If a line below includes the string "icon", copy it.

[Opening RECORDS SHOWN section]

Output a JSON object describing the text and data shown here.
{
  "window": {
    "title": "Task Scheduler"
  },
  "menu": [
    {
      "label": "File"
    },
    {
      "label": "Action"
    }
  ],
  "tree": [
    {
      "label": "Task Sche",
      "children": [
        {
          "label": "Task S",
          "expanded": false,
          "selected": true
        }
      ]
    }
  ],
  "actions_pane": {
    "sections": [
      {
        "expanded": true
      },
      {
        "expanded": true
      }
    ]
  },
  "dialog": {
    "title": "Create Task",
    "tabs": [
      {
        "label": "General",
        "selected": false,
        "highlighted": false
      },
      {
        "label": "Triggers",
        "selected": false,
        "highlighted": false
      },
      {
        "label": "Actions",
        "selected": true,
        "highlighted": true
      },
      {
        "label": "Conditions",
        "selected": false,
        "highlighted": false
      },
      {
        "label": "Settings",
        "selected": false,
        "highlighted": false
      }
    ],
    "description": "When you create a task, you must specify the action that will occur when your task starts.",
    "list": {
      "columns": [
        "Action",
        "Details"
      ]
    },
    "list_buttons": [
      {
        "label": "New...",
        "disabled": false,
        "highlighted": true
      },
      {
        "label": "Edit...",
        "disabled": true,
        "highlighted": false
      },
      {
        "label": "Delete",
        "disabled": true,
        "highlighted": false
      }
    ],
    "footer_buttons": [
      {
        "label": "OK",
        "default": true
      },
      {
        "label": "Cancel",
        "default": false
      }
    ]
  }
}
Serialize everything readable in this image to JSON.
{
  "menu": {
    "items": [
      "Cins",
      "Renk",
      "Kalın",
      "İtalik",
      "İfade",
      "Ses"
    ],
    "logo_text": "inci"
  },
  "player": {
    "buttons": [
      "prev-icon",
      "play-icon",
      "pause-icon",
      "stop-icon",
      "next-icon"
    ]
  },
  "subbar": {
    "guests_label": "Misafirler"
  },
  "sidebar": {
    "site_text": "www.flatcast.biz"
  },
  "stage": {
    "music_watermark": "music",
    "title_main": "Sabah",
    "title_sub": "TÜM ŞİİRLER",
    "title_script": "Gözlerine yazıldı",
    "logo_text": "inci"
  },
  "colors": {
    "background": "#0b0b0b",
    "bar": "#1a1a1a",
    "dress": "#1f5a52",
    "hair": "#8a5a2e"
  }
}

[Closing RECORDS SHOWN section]

> [SOLVED EXERCISE]
      "prev-icon",
      "play-icon",
      "pause-icon",
      "stop-icon",
      "next-icon"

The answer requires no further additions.